What's The Difference Between Irish And Scotch Whisky?

They may go by the same name, but there are some key differences between Irish whiskey and Scotch whisky beyond the fact that one spells the name with the letter E. Both countries began to craft the golden spirit sometime in the 15th century, but because the timeline isn't any clearer than this, both Ireland and Scotland lay fierce claims on originating the drink, and each boasts it makes the world's best. 

Similar in appearance, both versions use a distilling process involving fermented grain that is left to age for a minimum of three years before being sold. It's during the distilling process that Scotch whisky and Irish whiskey diverge and develop their unique flavors. While the processes of making whiskey are similar in Scotland and Ireland, Irish makers have a bit more flexibility than Scottish distilleries, which strongly restrict how the drink is made. As a result, there is a greater variety of whiskeys in Ireland, but as to the question of which is better, it's entirely up to personal taste.

Smooth and light Irish whiskey

The thing people most identify with Irish whiskey is its smoothness, which is owed to the fact that it's distilled three times — once more than the Scottish variety and also for longer durations. While Scotch whisky has other good qualities, it doesn't have the lightness Irish whiskey possesses.  

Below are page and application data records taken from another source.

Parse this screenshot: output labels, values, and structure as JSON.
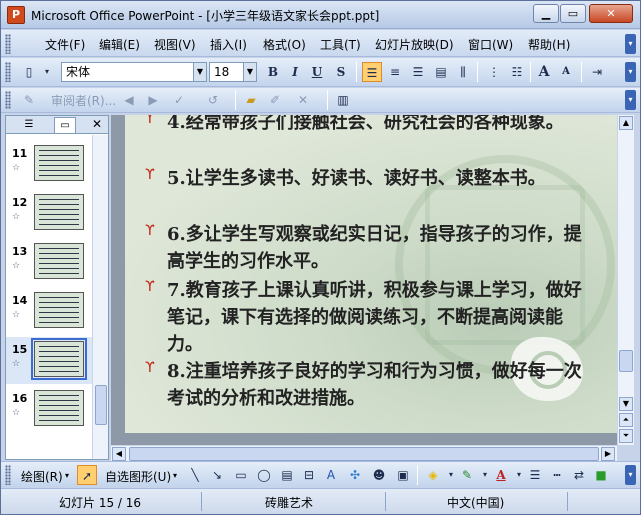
{
  "window": {
    "title": "Microsoft Office PowerPoint - [小学三年级语文家长会ppt.ppt]",
    "app_icon": "powerpoint-icon",
    "controls": [
      "minimize",
      "maximize",
      "close"
    ]
  },
  "menu": {
    "items": [
      "文件(F)",
      "编辑(E)",
      "视图(V)",
      "插入(I)",
      "格式(O)",
      "工具(T)",
      "幻灯片放映(D)",
      "窗口(W)",
      "帮助(H)"
    ]
  },
  "format_toolbar": {
    "font_name": "宋体",
    "font_size": "18",
    "bold": "B",
    "italic": "I",
    "underline": "U",
    "shadow": "S",
    "grow_font": "A",
    "shrink_font": "A"
  },
  "review_toolbar": {
    "reviewer_label": "审阅者(R)..."
  },
  "slide_pane": {
    "tabs": [
      "outline-tab",
      "slides-tab"
    ],
    "thumbnails": [
      {
        "number": "11"
      },
      {
        "number": "12"
      },
      {
        "number": "13"
      },
      {
        "number": "14"
      },
      {
        "number": "15",
        "selected": true
      },
      {
        "number": "16"
      }
    ]
  },
  "slide": {
    "bullets": [
      {
        "num": "4.",
        "text": "经常带孩子们接触社会、研究社会的各种现象。"
      },
      {
        "num": "5.",
        "text": "让学生多读书、好读书、读好书、读整本书。"
      },
      {
        "num": "6.",
        "text": "多让学生写观察或纪实日记，指导孩子的习作，提高学生的习作水平。"
      },
      {
        "num": "7.",
        "text": "教育孩子上课认真听讲，积极参与课上学习，做好笔记，课下有选择的做阅读练习，不断提高阅读能力。"
      },
      {
        "num": "8.",
        "text": "注重培养孩子良好的学习和行为习惯，做好每一次考试的分析和改进措施。"
      }
    ],
    "bullet_glyph": "ϒ",
    "bullet_color": "#c22d1a"
  },
  "drawing_toolbar": {
    "draw_label": "绘图(R)",
    "autoshapes_label": "自选图形(U)"
  },
  "status": {
    "slide_position": "幻灯片 15 / 16",
    "design": "砖雕艺术",
    "language": "中文(中国)"
  }
}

A mix of cereal grains like corn, wheat, and barley is generally used to make Irish whiskey, whereas Scotch whisky uses malted barley exclusively. But as mentioned, many of the conventions around making whiskey in Ireland are not set in stone. Single-pot whiskey, which is the Irish take on single-malt whisky, uses a single grain at a single distillery and is barrel aged. However, unlike Scotch whisky, single-pot can use both malted and unmalted barley.

After the whiskey is distilled, it is aged to develop its taste, which finishes on the sweet side; it is often described as having a fruity or honeyed quality.

Smokey Scotch whisky

Scottish whisky (aka Scotch) typically has a peaty and smoky flavor,the nuances of which are affected largely by where it was made and by whom. In Scotland, great significance is placed on which of the five regions (Highland, Lowland, Speyside, Campbeltown, and Islay) the whisky was created, where the idiosyncrasies in the process provide a unique taste, just like wine. Despite the variety of Scotch producers, all scotch whisky must fall into one of the categories outlined by the latest Scotch Whisky Regulations: single malt, blended malt, single grain, blended grain, and blended.

To connoisseurs, single malt is considered the whiskiest of whiskys — made from 100% malted barley and distilled in a copper pot before being aged in oak barrels. Blended scotch is also a popular, if adulterated, variety made by mixing single malts with some kind of grain whisky — most commonly wheat — before it's aged in a cask that may have been previously used for wine or other spirits. A malty depth is the predominant flavor character of Scotch whisky, which is achieved by soaking the grains in water prior to distilling. This allows the grains to sprout and accelerates the fermentation process of converting starch to sugars.   

While Scotch whisky and Irish whiskey have their differences, both can be enjoyed neat, on the rocks, as part of a cocktail, or however you may like.